When Rauner addressed the tech crowd in September, he spoke about promoting the University of Illinois at Urbana-Champaign, especially its vaunted engineering and computer science programs, to bring tech jobs to Chicago. But the governor did not mention that the state was not currently making its promised payments to the university, or any of Illinois’ other public universities, because of the budget standoff.
Passing a balanced budget on time has become an increasingly difficult feat in Springfield. The state’s finances have been in a tailspin, with a few short reprieves, for the last 15 years. During that time, Illinois has had to contend not only with the two recessions, but also with the decline and fall of now-imprisoned Gov. Rod Blagojevich; sharply escalating pension payments; a mountain of unpaid bills; and short-term taxing and borrowing schemes that always seemed to delay tough decisions until after the next election. Not surprisingly, Illinois has the worst bond ratings of any state in the country.

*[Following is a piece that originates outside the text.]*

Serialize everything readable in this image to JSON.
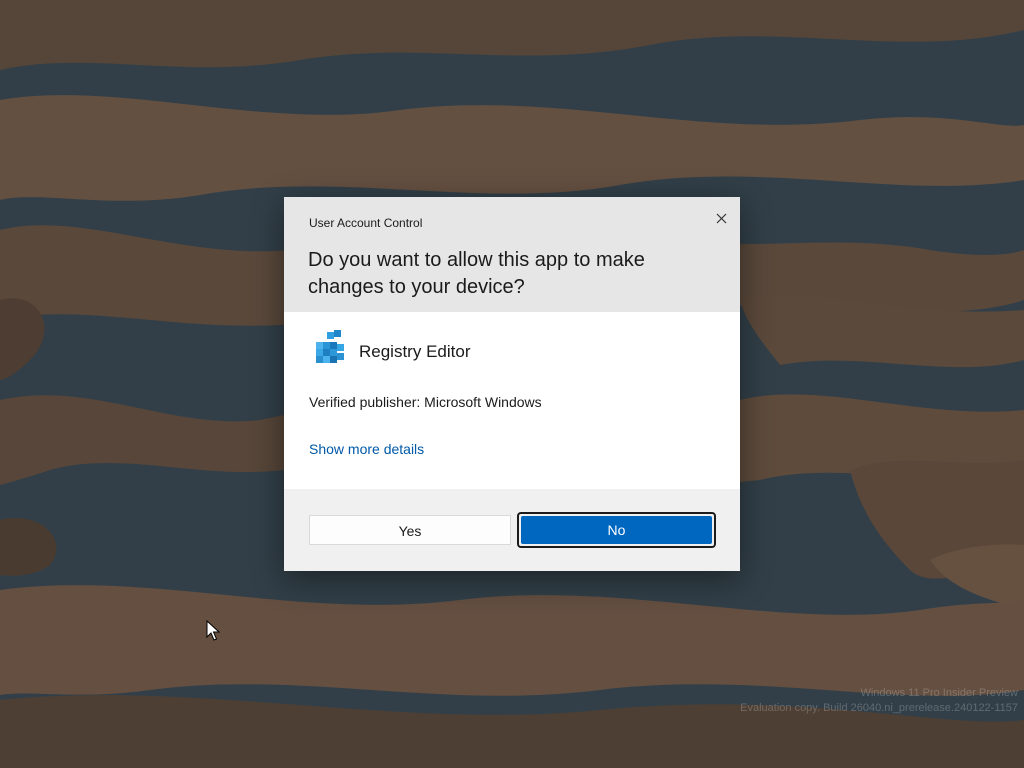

This year’s budget negotiations promised to be especially tricky, even before Rauner tied them to labor issues. The biggest new financial pressure comes from the expiration of the temporary tax hike in January, which dropped the rate on personal income from 5 percent to 3.75 percent. In his gubernatorial campaign last year, Rauner denounced the idea of extending the tax further.
For their part, Democrats took no action and let the tax die, as scheduled, before Rauner took office.
Neither the governor nor Democrats have laid out a balanced budget plan for this year. Rauner’s blueprint included up-front savings of $2 billion from pension reforms that were ultimately struck down by the Illinois Supreme Court. Democrats candidly admit their budget plan, which Rauner vetoed, did not make up for the lost revenues. The only thing the two sides did agree on was to increase education funding. So schools are getting more money, even though the state doesn’t have any new money to give them.
The budget crisis has not yet led to a full-scale government shutdown, the way it has in recent years in Michigan and Minnesota. In fact, 90 percent of state programs continue to be funded through a variety of legislative and court interventions. State employees are still receiving paychecks. Schools are getting their state aid. Bondholders are still receiving interest payments.
But the 10 percent of state government that has no money flowing includes college scholarships, after-school programs, treatment for mental illness and support for homeless people. Those services, many of them provided by nonprofit contractors, are all in jeopardy as the providers decide whether to keep offering them and hope for state reimbursement later, or to stop providing the help.
What’s more, the government on autopilot does not have enough fuel -- that is, tax revenue -- to make it to the end of the fiscal year. At its current pace, Illinois is on track to spend $4 billion more than it takes in by next summer, and that’s on top of the growing stack of unpaid bills the state already has, which, at press time, stood at $6.5 billion. Last month, Illinois announced it would have to delay a November payment of $560 million to pension funds, and may have to delay a similar payment in December if no deal is reached. Many in Springfield worry that, without a budget deal, the state won’t be able to keep enough cash on hand throughout the year to pay its employees, schools or bondholders.
Even seasoned political observers can’t predict when Rauner and the legislature will come to terms, or what might finally prompt them to do so. “I’m completely baffled,” says Edgar, the former governor. “I really thought in early June they would [compromise], declare a victory, get a budget and go home. It didn’t happen. Unfortunately, I think everybody dug in a little deeper.”
Whenever the standoff ends, the celebration will likely be muted, and attention will turn almost immediately to next year’s legislative elections. “The reality is there is going to be no parade and no reward for anyone with the state of Illinois who does what is necessary to stabilize their state finances,” says Laurence Msall, president of The Civic Federation in Chicago. “The reward is that the state of Illinois will continue to operate.”